GIVEN ENTRIES: Begin

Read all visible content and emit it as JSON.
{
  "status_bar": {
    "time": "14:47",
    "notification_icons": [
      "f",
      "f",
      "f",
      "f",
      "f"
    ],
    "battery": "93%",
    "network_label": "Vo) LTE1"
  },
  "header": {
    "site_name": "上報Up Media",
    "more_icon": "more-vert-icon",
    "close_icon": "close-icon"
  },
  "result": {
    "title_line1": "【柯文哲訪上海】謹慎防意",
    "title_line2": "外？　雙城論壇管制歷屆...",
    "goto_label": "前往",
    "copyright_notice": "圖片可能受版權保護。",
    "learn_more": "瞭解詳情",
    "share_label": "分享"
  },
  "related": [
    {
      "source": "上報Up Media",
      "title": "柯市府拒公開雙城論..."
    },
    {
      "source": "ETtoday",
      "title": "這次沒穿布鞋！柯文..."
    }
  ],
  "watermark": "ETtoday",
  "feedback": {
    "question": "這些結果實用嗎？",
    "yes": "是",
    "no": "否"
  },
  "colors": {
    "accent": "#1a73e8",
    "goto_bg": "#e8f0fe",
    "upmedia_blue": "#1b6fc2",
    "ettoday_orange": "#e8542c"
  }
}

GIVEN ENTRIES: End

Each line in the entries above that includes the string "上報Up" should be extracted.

◆ **RESPONSE TO THIS EXERCISE**:
    "site_name": "上報Up Media",
      "source": "上報Up Media",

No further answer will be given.